• [What you should do]: Every line below must be reproduced exactly; no pictures are to be included.

[Web page and app entries]
● ● ● ● ● ● ●
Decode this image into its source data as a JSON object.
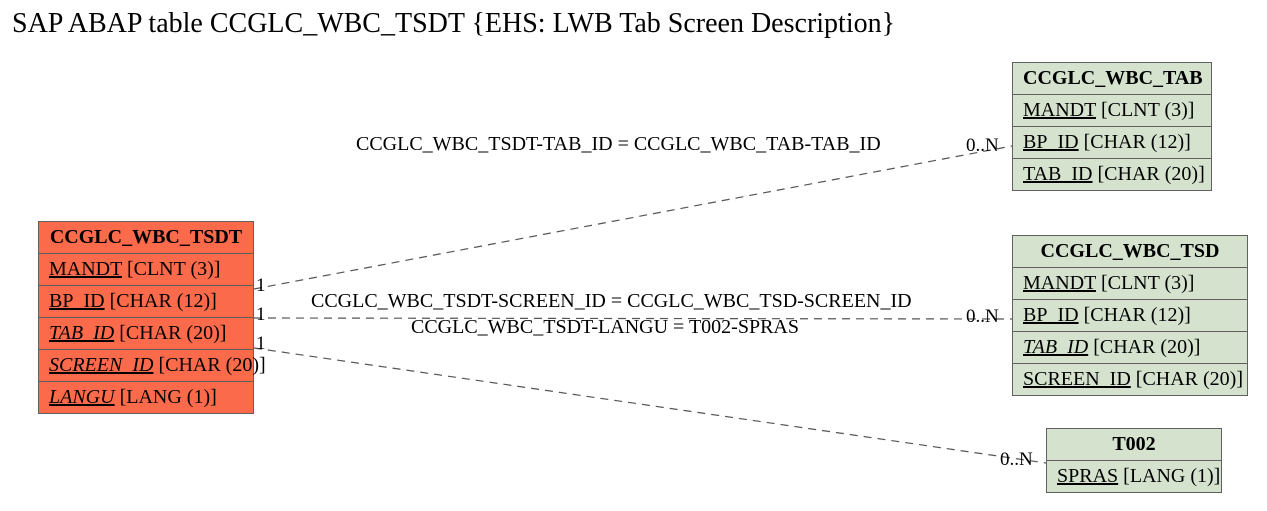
{
  "title": "SAP ABAP table CCGLC_WBC_TSDT {EHS: LWB Tab Screen Description}",
  "entities": {
    "main": {
      "name": "CCGLC_WBC_TSDT",
      "fields": [
        {
          "name": "MANDT",
          "type": "[CLNT (3)]",
          "u": true,
          "i": false
        },
        {
          "name": "BP_ID",
          "type": "[CHAR (12)]",
          "u": true,
          "i": false
        },
        {
          "name": "TAB_ID",
          "type": "[CHAR (20)]",
          "u": true,
          "i": true
        },
        {
          "name": "SCREEN_ID",
          "type": "[CHAR (20)]",
          "u": true,
          "i": true
        },
        {
          "name": "LANGU",
          "type": "[LANG (1)]",
          "u": true,
          "i": true
        }
      ]
    },
    "tab": {
      "name": "CCGLC_WBC_TAB",
      "fields": [
        {
          "name": "MANDT",
          "type": "[CLNT (3)]",
          "u": true,
          "i": false
        },
        {
          "name": "BP_ID",
          "type": "[CHAR (12)]",
          "u": true,
          "i": false
        },
        {
          "name": "TAB_ID",
          "type": "[CHAR (20)]",
          "u": true,
          "i": false
        }
      ]
    },
    "tsd": {
      "name": "CCGLC_WBC_TSD",
      "fields": [
        {
          "name": "MANDT",
          "type": "[CLNT (3)]",
          "u": true,
          "i": false
        },
        {
          "name": "BP_ID",
          "type": "[CHAR (12)]",
          "u": true,
          "i": false
        },
        {
          "name": "TAB_ID",
          "type": "[CHAR (20)]",
          "u": true,
          "i": true
        },
        {
          "name": "SCREEN_ID",
          "type": "[CHAR (20)]",
          "u": true,
          "i": false
        }
      ]
    },
    "t002": {
      "name": "T002",
      "fields": [
        {
          "name": "SPRAS",
          "type": "[LANG (1)]",
          "u": true,
          "i": false
        }
      ]
    }
  },
  "relations": {
    "r1": "CCGLC_WBC_TSDT-TAB_ID = CCGLC_WBC_TAB-TAB_ID",
    "r2": "CCGLC_WBC_TSDT-SCREEN_ID = CCGLC_WBC_TSD-SCREEN_ID",
    "r3": "CCGLC_WBC_TSDT-LANGU = T002-SPRAS"
  },
  "card": {
    "one": "1",
    "many": "0..N"
  }
}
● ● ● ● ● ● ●
• [Result for this exercise]:
Decode this image into its source data as a JSON object.
{
  "title": "SAP ABAP table CCGLC_WBC_TSDT {EHS: LWB Tab Screen Description}",
  "entities": {
    "main": {
      "name": "CCGLC_WBC_TSDT",
      "fields": [
        {
          "name": "MANDT",
          "type": "[CLNT (3)]",
          "u": true,
          "i": false
        },
        {
          "name": "BP_ID",
          "type": "[CHAR (12)]",
          "u": true,
          "i": false
        },
        {
          "name": "TAB_ID",
          "type": "[CHAR (20)]",
          "u": true,
          "i": true
        },
        {
          "name": "SCREEN_ID",
          "type": "[CHAR (20)]",
          "u": true,
          "i": true
        },
        {
          "name": "LANGU",
          "type": "[LANG (1)]",
          "u": true,
          "i": true
        }
      ]
    },
    "tab": {
      "name": "CCGLC_WBC_TAB",
      "fields": [
        {
          "name": "MANDT",
          "type": "[CLNT (3)]",
          "u": true,
          "i": false
        },
        {
          "name": "BP_ID",
          "type": "[CHAR (12)]",
          "u": true,
          "i": false
        },
        {
          "name": "TAB_ID",
          "type": "[CHAR (20)]",
          "u": true,
          "i": false
        }
      ]
    },
    "tsd": {
      "name": "CCGLC_WBC_TSD",
      "fields": [
        {
          "name": "MANDT",
          "type": "[CLNT (3)]",
          "u": true,
          "i": false
        },
        {
          "name": "BP_ID",
          "type": "[CHAR (12)]",
          "u": true,
          "i": false
        },
        {
          "name": "TAB_ID",
          "type": "[CHAR (20)]",
          "u": true,
          "i": true
        },
        {
          "name": "SCREEN_ID",
          "type": "[CHAR (20)]",
          "u": true,
          "i": false
        }
      ]
    },
    "t002": {
      "name": "T002",
      "fields": [
        {
          "name": "SPRAS",
          "type": "[LANG (1)]",
          "u": true,
          "i": false
        }
      ]
    }
  },
  "relations": {
    "r1": "CCGLC_WBC_TSDT-TAB_ID = CCGLC_WBC_TAB-TAB_ID",
    "r2": "CCGLC_WBC_TSDT-SCREEN_ID = CCGLC_WBC_TSD-SCREEN_ID",
    "r3": "CCGLC_WBC_TSDT-LANGU = T002-SPRAS"
  },
  "card": {
    "one": "1",
    "many": "0..N"
  }
}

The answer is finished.